### [Given records]
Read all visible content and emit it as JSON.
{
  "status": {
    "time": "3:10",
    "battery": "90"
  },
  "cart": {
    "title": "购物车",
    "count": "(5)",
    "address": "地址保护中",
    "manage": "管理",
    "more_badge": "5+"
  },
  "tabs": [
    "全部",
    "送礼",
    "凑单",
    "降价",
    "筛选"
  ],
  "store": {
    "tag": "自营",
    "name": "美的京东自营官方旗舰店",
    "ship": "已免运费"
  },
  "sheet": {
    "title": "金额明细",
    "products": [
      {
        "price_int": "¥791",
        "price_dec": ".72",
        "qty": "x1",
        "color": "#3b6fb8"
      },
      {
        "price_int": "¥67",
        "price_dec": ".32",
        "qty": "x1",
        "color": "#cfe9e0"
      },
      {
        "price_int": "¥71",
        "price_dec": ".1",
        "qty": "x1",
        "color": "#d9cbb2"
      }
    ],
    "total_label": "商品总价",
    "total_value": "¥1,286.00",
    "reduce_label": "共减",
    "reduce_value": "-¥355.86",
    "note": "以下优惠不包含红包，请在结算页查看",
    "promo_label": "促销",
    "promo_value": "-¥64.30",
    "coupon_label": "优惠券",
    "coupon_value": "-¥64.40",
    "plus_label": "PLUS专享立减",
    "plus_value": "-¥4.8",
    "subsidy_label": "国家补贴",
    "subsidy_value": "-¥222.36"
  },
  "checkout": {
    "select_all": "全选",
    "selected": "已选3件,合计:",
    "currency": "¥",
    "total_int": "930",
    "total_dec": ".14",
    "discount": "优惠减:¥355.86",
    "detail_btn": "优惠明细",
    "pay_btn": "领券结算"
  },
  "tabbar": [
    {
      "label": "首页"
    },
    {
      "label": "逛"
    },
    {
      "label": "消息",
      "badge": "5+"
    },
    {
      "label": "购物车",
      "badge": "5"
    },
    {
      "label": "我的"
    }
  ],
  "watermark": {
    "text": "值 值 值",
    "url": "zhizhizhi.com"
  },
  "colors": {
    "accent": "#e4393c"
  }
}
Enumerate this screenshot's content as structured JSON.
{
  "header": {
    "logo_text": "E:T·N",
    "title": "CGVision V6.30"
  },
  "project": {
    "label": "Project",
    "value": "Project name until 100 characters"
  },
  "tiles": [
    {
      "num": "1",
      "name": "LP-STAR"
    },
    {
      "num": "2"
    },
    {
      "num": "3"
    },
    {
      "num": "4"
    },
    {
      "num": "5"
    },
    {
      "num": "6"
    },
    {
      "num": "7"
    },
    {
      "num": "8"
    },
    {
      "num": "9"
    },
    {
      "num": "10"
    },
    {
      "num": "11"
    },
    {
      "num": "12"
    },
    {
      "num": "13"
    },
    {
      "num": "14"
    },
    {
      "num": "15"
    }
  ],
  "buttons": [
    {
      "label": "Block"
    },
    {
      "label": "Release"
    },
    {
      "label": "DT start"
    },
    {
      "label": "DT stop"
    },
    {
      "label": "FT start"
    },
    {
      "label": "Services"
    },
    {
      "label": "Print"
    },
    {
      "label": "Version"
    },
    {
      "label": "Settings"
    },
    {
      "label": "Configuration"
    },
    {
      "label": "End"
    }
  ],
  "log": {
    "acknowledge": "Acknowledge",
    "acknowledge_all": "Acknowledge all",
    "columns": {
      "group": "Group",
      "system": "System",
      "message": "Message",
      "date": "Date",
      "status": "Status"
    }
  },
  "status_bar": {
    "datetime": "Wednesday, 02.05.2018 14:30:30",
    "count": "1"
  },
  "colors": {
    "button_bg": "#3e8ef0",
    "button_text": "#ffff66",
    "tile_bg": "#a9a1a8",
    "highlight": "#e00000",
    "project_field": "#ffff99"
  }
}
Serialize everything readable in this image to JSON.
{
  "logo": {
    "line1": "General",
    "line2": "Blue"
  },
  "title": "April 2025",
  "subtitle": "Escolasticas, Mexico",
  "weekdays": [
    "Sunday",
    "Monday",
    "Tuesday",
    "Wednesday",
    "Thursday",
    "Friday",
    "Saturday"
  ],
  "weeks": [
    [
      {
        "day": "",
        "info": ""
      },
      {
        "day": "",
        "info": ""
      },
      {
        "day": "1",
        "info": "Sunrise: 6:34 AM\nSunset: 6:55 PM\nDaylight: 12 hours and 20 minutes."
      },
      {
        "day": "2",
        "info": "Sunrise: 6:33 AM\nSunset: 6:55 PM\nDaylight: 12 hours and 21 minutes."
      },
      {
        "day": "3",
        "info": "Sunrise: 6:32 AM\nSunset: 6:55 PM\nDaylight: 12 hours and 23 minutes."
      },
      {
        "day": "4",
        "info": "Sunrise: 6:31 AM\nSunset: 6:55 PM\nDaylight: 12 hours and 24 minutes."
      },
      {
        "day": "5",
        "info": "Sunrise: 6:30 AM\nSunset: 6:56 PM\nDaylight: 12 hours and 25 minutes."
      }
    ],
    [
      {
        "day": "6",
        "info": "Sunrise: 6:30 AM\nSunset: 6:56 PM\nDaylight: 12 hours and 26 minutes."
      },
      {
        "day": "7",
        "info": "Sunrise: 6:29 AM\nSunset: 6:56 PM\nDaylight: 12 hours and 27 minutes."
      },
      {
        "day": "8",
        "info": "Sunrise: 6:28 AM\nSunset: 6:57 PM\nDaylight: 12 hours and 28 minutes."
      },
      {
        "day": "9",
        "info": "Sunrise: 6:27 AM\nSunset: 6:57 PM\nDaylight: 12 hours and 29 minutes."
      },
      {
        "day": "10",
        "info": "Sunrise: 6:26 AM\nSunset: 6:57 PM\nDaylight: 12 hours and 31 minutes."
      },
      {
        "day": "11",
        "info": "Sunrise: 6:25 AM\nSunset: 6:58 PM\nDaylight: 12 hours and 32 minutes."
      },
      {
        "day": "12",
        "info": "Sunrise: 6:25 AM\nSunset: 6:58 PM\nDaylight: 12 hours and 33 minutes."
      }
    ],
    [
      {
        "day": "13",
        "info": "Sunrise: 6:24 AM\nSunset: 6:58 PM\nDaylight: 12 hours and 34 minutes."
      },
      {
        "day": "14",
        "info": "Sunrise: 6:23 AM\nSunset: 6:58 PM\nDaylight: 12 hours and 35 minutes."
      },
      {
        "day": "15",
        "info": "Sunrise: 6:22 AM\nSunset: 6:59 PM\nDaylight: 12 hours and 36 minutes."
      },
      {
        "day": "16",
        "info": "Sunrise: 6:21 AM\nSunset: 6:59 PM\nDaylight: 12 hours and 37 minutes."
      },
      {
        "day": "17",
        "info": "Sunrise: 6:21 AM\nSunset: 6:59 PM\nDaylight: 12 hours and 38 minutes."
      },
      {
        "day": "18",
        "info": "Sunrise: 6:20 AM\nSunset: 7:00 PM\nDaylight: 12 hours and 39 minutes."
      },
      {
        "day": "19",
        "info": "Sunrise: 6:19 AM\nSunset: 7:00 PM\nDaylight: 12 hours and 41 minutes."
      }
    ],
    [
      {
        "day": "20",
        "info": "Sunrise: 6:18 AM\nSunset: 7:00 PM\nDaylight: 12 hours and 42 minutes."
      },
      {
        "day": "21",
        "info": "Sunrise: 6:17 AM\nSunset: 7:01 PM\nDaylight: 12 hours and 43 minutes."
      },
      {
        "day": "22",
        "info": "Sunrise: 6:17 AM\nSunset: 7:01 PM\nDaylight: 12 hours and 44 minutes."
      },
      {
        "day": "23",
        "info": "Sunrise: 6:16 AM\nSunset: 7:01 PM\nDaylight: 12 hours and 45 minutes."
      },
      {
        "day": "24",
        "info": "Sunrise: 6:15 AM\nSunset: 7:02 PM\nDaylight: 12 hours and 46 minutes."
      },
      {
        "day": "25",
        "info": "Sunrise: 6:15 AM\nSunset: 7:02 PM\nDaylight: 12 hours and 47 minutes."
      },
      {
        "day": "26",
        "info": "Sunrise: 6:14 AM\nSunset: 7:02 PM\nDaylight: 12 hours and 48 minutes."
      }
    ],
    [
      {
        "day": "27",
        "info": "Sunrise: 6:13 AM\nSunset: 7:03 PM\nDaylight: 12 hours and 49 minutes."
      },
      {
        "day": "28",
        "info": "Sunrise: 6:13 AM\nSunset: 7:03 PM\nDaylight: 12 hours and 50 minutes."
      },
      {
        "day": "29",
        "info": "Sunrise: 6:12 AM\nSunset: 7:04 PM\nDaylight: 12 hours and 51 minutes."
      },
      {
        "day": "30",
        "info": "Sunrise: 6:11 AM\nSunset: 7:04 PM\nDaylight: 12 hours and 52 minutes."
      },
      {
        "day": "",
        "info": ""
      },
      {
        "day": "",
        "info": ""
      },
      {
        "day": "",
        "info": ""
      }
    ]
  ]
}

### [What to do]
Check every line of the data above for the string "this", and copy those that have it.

### [Problem solution]
Enumerate this screenshot's content as structured JSON.
Serialize everything readable in this image to JSON.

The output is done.